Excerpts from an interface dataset
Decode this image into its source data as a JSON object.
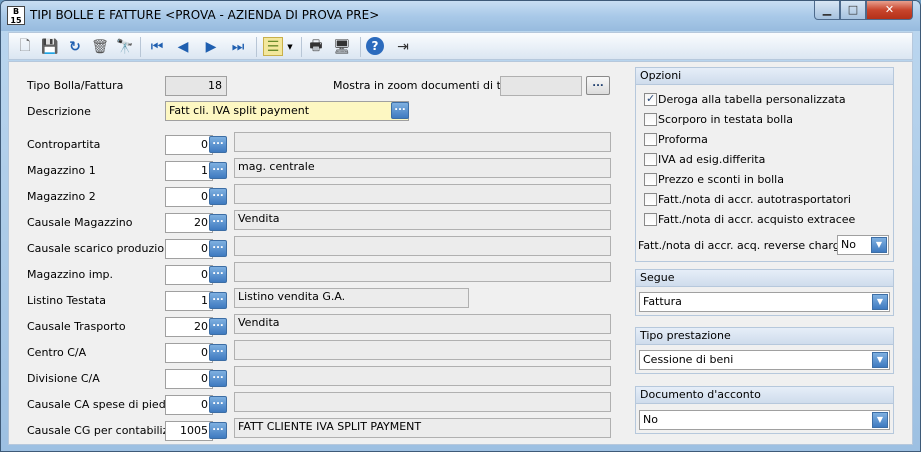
{
  "window": {
    "title": "TIPI BOLLE E FATTURE <PROVA - AZIENDA DI PROVA PRE>",
    "app_icon_line1": "B",
    "app_icon_line2": "15",
    "min_glyph": "▁",
    "max_glyph": "□",
    "close_glyph": "✕"
  },
  "toolbar": {
    "icons": [
      "new-icon",
      "save-icon",
      "undo-icon",
      "delete-icon",
      "search-icon",
      "first-icon",
      "prev-icon",
      "next-icon",
      "last-icon",
      "list-icon",
      "print-icon",
      "preview-icon",
      "help-icon",
      "exit-icon"
    ],
    "glyphs": {
      "new": "🗋",
      "save": "💾",
      "undo": "↻",
      "delete": "🗑",
      "search": "🔭",
      "first": "⏮",
      "prev": "◀",
      "next": "▶",
      "last": "⏭",
      "list": "☰",
      "print": "🖶",
      "preview": "🖥",
      "help": "?",
      "exit": "⇥"
    }
  },
  "form": {
    "tipo_bolla": {
      "label": "Tipo Bolla/Fattura",
      "value": "18"
    },
    "mostra_zoom": {
      "label": "Mostra in zoom documenti di tipo",
      "value": ""
    },
    "descrizione": {
      "label": "Descrizione",
      "value": "Fatt cli. IVA split payment"
    },
    "rows": [
      {
        "label": "Contropartita",
        "value": "0",
        "desc": ""
      },
      {
        "label": "Magazzino 1",
        "value": "1",
        "desc": "mag. centrale"
      },
      {
        "label": "Magazzino 2",
        "value": "0",
        "desc": ""
      },
      {
        "label": "Causale Magazzino",
        "value": "20",
        "desc": "Vendita"
      },
      {
        "label": "Causale scarico produzione",
        "value": "0",
        "desc": ""
      },
      {
        "label": "Magazzino imp.",
        "value": "0",
        "desc": ""
      },
      {
        "label": "Listino Testata",
        "value": "1",
        "desc": "Listino vendita G.A."
      },
      {
        "label": "Causale Trasporto",
        "value": "20",
        "desc": "Vendita"
      },
      {
        "label": "Centro C/A",
        "value": "0",
        "desc": ""
      },
      {
        "label": "Divisione C/A",
        "value": "0",
        "desc": ""
      },
      {
        "label": "Causale CA spese di piede",
        "value": "0",
        "desc": ""
      },
      {
        "label": "Causale CG per contabilizz.",
        "value": "1005",
        "desc": "FATT CLIENTE IVA SPLIT PAYMENT"
      }
    ],
    "dots_glyph": "..."
  },
  "opzioni": {
    "title": "Opzioni",
    "checkboxes": [
      {
        "label": "Deroga alla tabella personalizzata",
        "checked": true
      },
      {
        "label": "Scorporo in testata bolla",
        "checked": false
      },
      {
        "label": "Proforma",
        "checked": false
      },
      {
        "label": "IVA ad esig.differita",
        "checked": false
      },
      {
        "label": "Prezzo e sconti in bolla",
        "checked": false
      },
      {
        "label": "Fatt./nota di accr. autotrasportatori",
        "checked": false
      },
      {
        "label": "Fatt./nota di accr. acquisto extracee",
        "checked": false
      }
    ],
    "reverse_charge": {
      "label": "Fatt./nota di accr. acq. reverse charge",
      "value": "No"
    }
  },
  "segue": {
    "title": "Segue",
    "value": "Fattura"
  },
  "tipo_prestazione": {
    "title": "Tipo prestazione",
    "value": "Cessione di beni"
  },
  "documento_acconto": {
    "title": "Documento d'acconto",
    "value": "No"
  },
  "dropdown_glyph": "▼"
}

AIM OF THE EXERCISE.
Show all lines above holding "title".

ANSWER SPACE.
    "title": "TIPI BOLLE E FATTURE <PROVA - AZIENDA DI PROVA PRE>",
    "title": "Opzioni",
    "title": "Segue",
    "title": "Tipo prestazione",
    "title": "Documento d'acconto",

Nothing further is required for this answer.